* **What you will do**
Copies of all lines containing the string "JSON" are needed from the data below.

**** Exercise data ****

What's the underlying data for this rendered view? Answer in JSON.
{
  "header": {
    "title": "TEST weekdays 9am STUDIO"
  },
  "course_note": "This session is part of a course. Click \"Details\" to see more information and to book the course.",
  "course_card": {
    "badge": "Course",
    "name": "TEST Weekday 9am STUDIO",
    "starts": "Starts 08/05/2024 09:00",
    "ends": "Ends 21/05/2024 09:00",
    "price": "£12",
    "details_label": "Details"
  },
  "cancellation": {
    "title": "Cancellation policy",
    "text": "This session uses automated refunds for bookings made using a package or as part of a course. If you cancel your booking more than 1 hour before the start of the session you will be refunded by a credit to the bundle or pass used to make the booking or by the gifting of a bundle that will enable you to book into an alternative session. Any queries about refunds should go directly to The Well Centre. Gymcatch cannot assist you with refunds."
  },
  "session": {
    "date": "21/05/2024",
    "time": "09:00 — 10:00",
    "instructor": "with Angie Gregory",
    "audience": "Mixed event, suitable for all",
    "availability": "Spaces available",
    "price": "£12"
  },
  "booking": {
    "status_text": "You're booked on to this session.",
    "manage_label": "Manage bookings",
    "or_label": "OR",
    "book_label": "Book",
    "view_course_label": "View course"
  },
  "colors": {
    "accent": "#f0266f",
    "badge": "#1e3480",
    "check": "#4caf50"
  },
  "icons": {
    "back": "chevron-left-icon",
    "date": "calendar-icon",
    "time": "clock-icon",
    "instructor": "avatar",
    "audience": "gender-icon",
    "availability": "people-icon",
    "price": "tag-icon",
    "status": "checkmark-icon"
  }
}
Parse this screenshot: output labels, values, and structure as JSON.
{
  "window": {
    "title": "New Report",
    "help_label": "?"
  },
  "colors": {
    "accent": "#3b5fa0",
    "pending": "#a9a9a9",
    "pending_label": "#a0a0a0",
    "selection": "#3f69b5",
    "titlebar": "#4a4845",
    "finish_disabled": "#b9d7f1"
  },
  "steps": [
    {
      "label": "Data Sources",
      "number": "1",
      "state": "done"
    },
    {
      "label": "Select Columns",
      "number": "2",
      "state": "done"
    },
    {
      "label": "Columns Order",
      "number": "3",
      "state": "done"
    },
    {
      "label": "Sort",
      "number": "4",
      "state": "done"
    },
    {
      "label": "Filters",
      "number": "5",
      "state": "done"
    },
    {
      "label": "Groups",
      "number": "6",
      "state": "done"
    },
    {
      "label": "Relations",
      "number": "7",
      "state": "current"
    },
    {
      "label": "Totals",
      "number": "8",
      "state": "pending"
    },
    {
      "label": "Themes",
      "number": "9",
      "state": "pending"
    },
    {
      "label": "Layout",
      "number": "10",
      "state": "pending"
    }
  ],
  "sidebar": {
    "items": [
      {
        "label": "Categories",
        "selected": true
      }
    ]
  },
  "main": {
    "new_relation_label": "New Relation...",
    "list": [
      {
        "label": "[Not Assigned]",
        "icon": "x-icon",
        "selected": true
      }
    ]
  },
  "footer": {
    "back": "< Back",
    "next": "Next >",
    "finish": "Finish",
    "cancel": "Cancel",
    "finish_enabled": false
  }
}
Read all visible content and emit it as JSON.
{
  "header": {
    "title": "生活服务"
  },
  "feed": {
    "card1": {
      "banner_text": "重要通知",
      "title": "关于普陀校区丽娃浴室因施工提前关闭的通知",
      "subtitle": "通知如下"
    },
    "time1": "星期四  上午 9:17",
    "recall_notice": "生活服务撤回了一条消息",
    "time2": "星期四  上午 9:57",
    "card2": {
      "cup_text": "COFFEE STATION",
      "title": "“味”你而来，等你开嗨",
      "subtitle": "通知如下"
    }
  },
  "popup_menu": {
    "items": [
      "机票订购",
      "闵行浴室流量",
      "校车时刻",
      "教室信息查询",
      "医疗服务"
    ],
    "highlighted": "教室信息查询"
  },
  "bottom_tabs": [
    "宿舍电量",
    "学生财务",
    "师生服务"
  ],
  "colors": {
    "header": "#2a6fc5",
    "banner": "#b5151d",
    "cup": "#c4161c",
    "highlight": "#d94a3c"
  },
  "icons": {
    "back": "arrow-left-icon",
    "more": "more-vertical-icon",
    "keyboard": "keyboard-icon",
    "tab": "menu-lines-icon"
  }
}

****

* **Written solution**
What's the underlying data for this rendered view? Answer in JSON.
Parse this screenshot: output labels, values, and structure as JSON.
Read all visible content and emit it as JSON.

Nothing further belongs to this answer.